**DIRECTIONS FOR THIS TASK**
Copy every line of the listing that holds the string "JSON".

**DATA SHOWN**
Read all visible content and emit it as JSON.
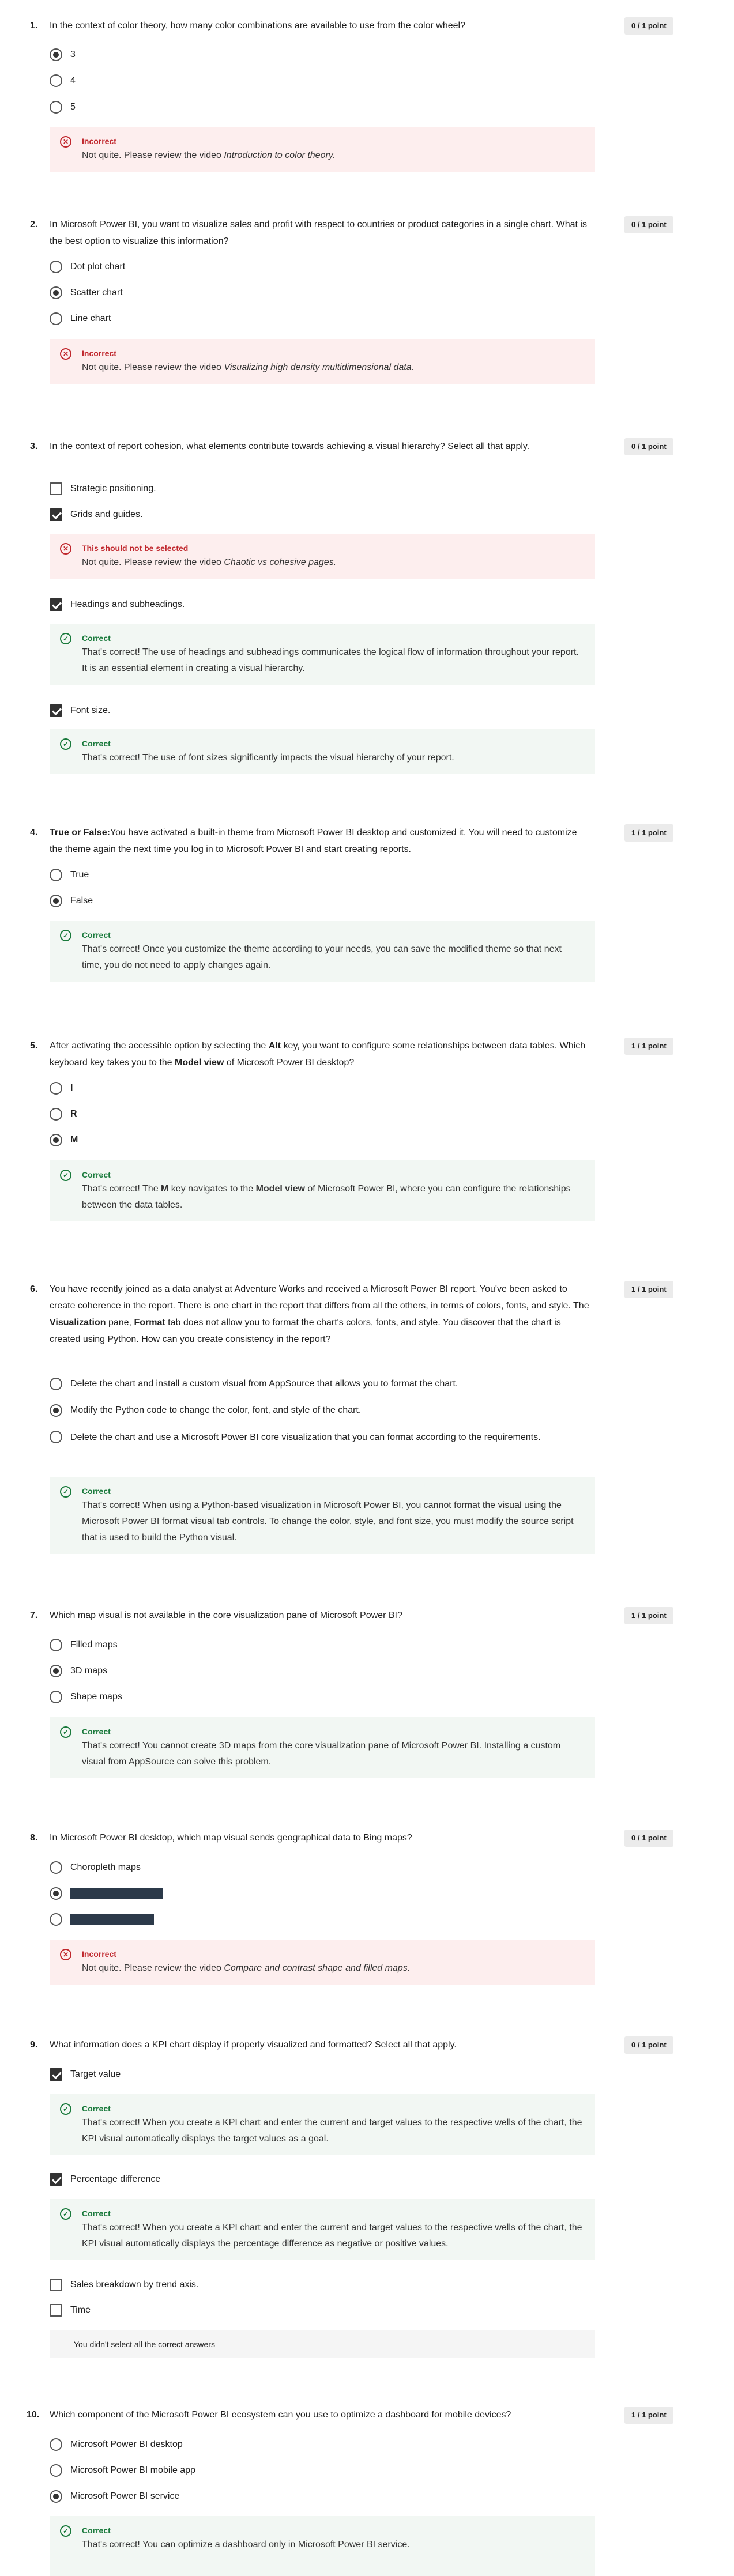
{
  "questions": [
    {
      "num": "1.",
      "text": "In the context of color theory, how many color combinations are available to use from the color wheel?",
      "score": "0 / 1 point",
      "options": [
        "3",
        "4",
        "5"
      ],
      "feedback": [
        {
          "title": "Incorrect",
          "msg_pre": "Not quite. Please review the video ",
          "msg_em": "Introduction to color theory."
        }
      ]
    },
    {
      "num": "2.",
      "text": "In Microsoft Power BI, you want to visualize sales and profit with respect to countries or product categories in a single chart. What is the best option to visualize this information?",
      "score": "0 / 1 point",
      "options": [
        "Dot plot chart",
        "Scatter chart",
        "Line chart"
      ],
      "feedback": [
        {
          "title": "Incorrect",
          "msg_pre": "Not quite. Please review the video ",
          "msg_em": "Visualizing high density multidimensional data."
        }
      ]
    },
    {
      "num": "3.",
      "text": "In the context of report cohesion, what elements contribute towards achieving a visual hierarchy? Select all that apply.",
      "score": "0 / 1 point",
      "options": [
        "Strategic positioning.",
        "Grids and guides.",
        "Headings and subheadings.",
        "Font size."
      ],
      "feedback": [
        {
          "title": "This should not be selected",
          "msg_pre": "Not quite. Please review the video ",
          "msg_em": "Chaotic vs cohesive pages."
        },
        {
          "title": "Correct",
          "msg": "That's correct! The use of headings and subheadings communicates the logical flow of information throughout your report. It is an essential element in creating a visual hierarchy."
        },
        {
          "title": "Correct",
          "msg": "That's correct! The use of font sizes significantly impacts the visual hierarchy of your report."
        }
      ]
    },
    {
      "num": "4.",
      "text_bold": "True or False:",
      "text": "You have activated a built-in theme from Microsoft Power BI desktop and customized it. You will need to customize the theme again the next time you log in to Microsoft Power BI and start creating reports.",
      "score": "1 / 1 point",
      "options": [
        "True",
        "False"
      ],
      "feedback": [
        {
          "title": "Correct",
          "msg": "That's correct! Once you customize the theme according to your needs, you can save the modified theme so that next time, you do not need to apply changes again."
        }
      ]
    },
    {
      "num": "5.",
      "text_a": "After activating the accessible option by selecting the ",
      "text_b1": "Alt",
      "text_c": " key, you want to configure some relationships between data tables. Which keyboard key takes you to the ",
      "text_b2": "Model view",
      "text_d": " of Microsoft Power BI desktop?",
      "score": "1 / 1 point",
      "options": [
        "I",
        "R",
        "M"
      ],
      "feedback": [
        {
          "title": "Correct",
          "msg_a": "That's correct! The ",
          "msg_b1": "M",
          "msg_c": " key navigates to the ",
          "msg_b2": "Model view",
          "msg_d": " of Microsoft Power BI, where you can configure the relationships between the data tables."
        }
      ]
    },
    {
      "num": "6.",
      "text_a": "You have recently joined as a data analyst at Adventure Works and received a Microsoft Power BI report. You've been asked to create coherence in the report. There is one chart in the report that differs from all the others, in terms of colors, fonts, and style. The ",
      "text_b1": "Visualization",
      "text_c": " pane, ",
      "text_b2": "Format",
      "text_d": " tab does not allow you to format the chart's colors, fonts, and style. You discover that the chart is created using Python. How can you create consistency in the report?",
      "score": "1 / 1 point",
      "options": [
        "Delete the chart and install a custom visual from AppSource that allows you to format the chart.",
        "Modify the Python code to change the color, font, and style of the chart.",
        "Delete the chart and use a Microsoft Power BI core visualization that you can format according to the requirements."
      ],
      "feedback": [
        {
          "title": "Correct",
          "msg": "That's correct! When using a Python-based visualization in Microsoft Power BI, you cannot format the visual using the Microsoft Power BI format visual tab controls. To change the color, style, and font size, you must modify the source script that is used to build the Python visual."
        }
      ]
    },
    {
      "num": "7.",
      "text": "Which map visual is not available in the core visualization pane of Microsoft Power BI?",
      "score": "1 / 1 point",
      "options": [
        "Filled maps",
        "3D maps",
        "Shape maps"
      ],
      "feedback": [
        {
          "title": "Correct",
          "msg": "That's correct! You cannot create 3D maps from the core visualization pane of Microsoft Power BI. Installing a custom visual from AppSource can solve this problem."
        }
      ]
    },
    {
      "num": "8.",
      "text": "In Microsoft Power BI desktop, which map visual sends geographical data to Bing maps?",
      "score": "0 / 1 point",
      "options": [
        "Choropleth maps"
      ],
      "feedback": [
        {
          "title": "Incorrect",
          "msg_pre": "Not quite. Please review the video ",
          "msg_em": "Compare and contrast shape and filled maps."
        }
      ]
    },
    {
      "num": "9.",
      "text": "What information does a KPI chart display if properly visualized and formatted? Select all that apply.",
      "score": "0 / 1 point",
      "options": [
        "Target value",
        "Percentage difference",
        "Sales breakdown by trend axis.",
        "Time"
      ],
      "feedback": [
        {
          "title": "Correct",
          "msg": "That's correct! When you create a KPI chart and enter the current and target values to the respective wells of the chart, the KPI visual automatically displays the target values as a goal."
        },
        {
          "title": "Correct",
          "msg": "That's correct! When you create a KPI chart and enter the current and target values to the respective wells of the chart, the KPI visual automatically displays the percentage difference as negative or positive values."
        }
      ],
      "note": "You didn't select all the correct answers"
    },
    {
      "num": "10.",
      "text": "Which component of the Microsoft Power BI ecosystem can you use to optimize a dashboard for mobile devices?",
      "score": "1 / 1 point",
      "options": [
        "Microsoft Power BI desktop",
        "Microsoft Power BI mobile app",
        "Microsoft Power BI service"
      ],
      "feedback": [
        {
          "title": "Correct",
          "msg": "That's correct! You can optimize a dashboard only in Microsoft Power BI service."
        }
      ]
    }
  ]
}
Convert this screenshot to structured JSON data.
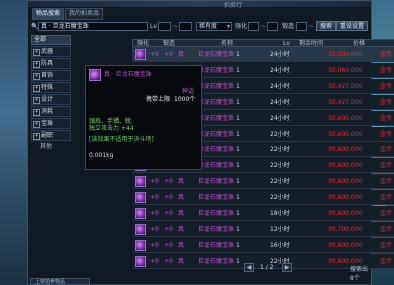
{
  "window": {
    "title": "拍卖行"
  },
  "tabs": [
    {
      "label": "物品搜索"
    },
    {
      "label": "我的拍卖品"
    }
  ],
  "search": {
    "query": "真 · 巨龙石魔宝珠",
    "levelLabel": "Lv",
    "quality": "稀有度",
    "enhanceLabel": "强化",
    "refineLabel": "锻造",
    "searchButton": "搜索",
    "resetButton": "重设设置"
  },
  "sidebar": {
    "header": "全部",
    "categories": [
      "武器",
      "防具",
      "首饰",
      "特殊",
      "设计",
      "消耗",
      "宝珠",
      "副职"
    ],
    "other": "其他"
  },
  "table": {
    "columns": [
      "强化",
      "锻造",
      "名称",
      "Lv",
      "剩余时间",
      "价格"
    ],
    "rows": [
      {
        "str": "+0",
        "enh": "+0",
        "q": "真",
        "name": "巨龙石魔宝珠",
        "lv": "1",
        "time": "24小时",
        "price": "30,000,000",
        "unit": "金币"
      },
      {
        "str": "+0",
        "enh": "+0",
        "q": "真",
        "name": "巨龙石魔宝珠",
        "lv": "1",
        "time": "24小时",
        "price": "30,060,000",
        "unit": "金币"
      },
      {
        "str": "+0",
        "enh": "+0",
        "q": "真",
        "name": "巨龙石魔宝珠",
        "lv": "1",
        "time": "24小时",
        "price": "30,427,000",
        "unit": "金币"
      },
      {
        "str": "+0",
        "enh": "+0",
        "q": "真",
        "name": "巨龙石魔宝珠",
        "lv": "1",
        "time": "24小时",
        "price": "30,427,000",
        "unit": "金币"
      },
      {
        "str": "+0",
        "enh": "+0",
        "q": "真",
        "name": "巨龙石魔宝珠",
        "lv": "1",
        "time": "24小时",
        "price": "30,600,000",
        "unit": "金币"
      },
      {
        "str": "+0",
        "enh": "+0",
        "q": "真",
        "name": "巨龙石魔宝珠",
        "lv": "1",
        "time": "22小时",
        "price": "30,600,000",
        "unit": "金币"
      },
      {
        "str": "+0",
        "enh": "+0",
        "q": "真",
        "name": "巨龙石魔宝珠",
        "lv": "1",
        "time": "22小时",
        "price": "30,600,000",
        "unit": "金币"
      },
      {
        "str": "+0",
        "enh": "+0",
        "q": "真",
        "name": "巨龙石魔宝珠",
        "lv": "1",
        "time": "22小时",
        "price": "30,600,000",
        "unit": "金币"
      },
      {
        "str": "+0",
        "enh": "+0",
        "q": "真",
        "name": "巨龙石魔宝珠",
        "lv": "1",
        "time": "22小时",
        "price": "30,600,000",
        "unit": "金币"
      },
      {
        "str": "+0",
        "enh": "+0",
        "q": "真",
        "name": "巨龙石魔宝珠",
        "lv": "1",
        "time": "22小时",
        "price": "30,600,000",
        "unit": "金币"
      },
      {
        "str": "+0",
        "enh": "+0",
        "q": "真",
        "name": "巨龙石魔宝珠",
        "lv": "1",
        "time": "18小时",
        "price": "30,600,000",
        "unit": "金币"
      },
      {
        "str": "+0",
        "enh": "+0",
        "q": "真",
        "name": "巨龙石魔宝珠",
        "lv": "1",
        "time": "12小时",
        "price": "30,700,000",
        "unit": "金币"
      },
      {
        "str": "+0",
        "enh": "+0",
        "q": "真",
        "name": "巨龙石魔宝珠",
        "lv": "1",
        "time": "16小时",
        "price": "30,800,000",
        "unit": "金币"
      },
      {
        "str": "+0",
        "enh": "+0",
        "q": "真",
        "name": "巨龙石魔宝珠",
        "lv": "1",
        "time": "22小时",
        "price": "30,800,000",
        "unit": "金币"
      }
    ]
  },
  "tooltip": {
    "name": "真 · 巨龙石魔宝珠",
    "type": "神话",
    "note": "携带上限",
    "cap": "1000个",
    "stat1": "頭肩、手镯、靴",
    "stat2": "独立攻击力 +44",
    "rule": "[该效果不适用于决斗场]",
    "weight": "0.001kg"
  },
  "pager": {
    "page": "1 / 2",
    "prev": "◀",
    "next": "▶"
  },
  "footer": {
    "left": "上架拍卖物品",
    "right": "搜索出8个"
  },
  "colors": {
    "rare": "#c34bd0",
    "price": "#e1283a"
  }
}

**SOLVED EXERCISE**
Read all visible content and emit it as JSON.
Convert this screenshot to structured JSON data.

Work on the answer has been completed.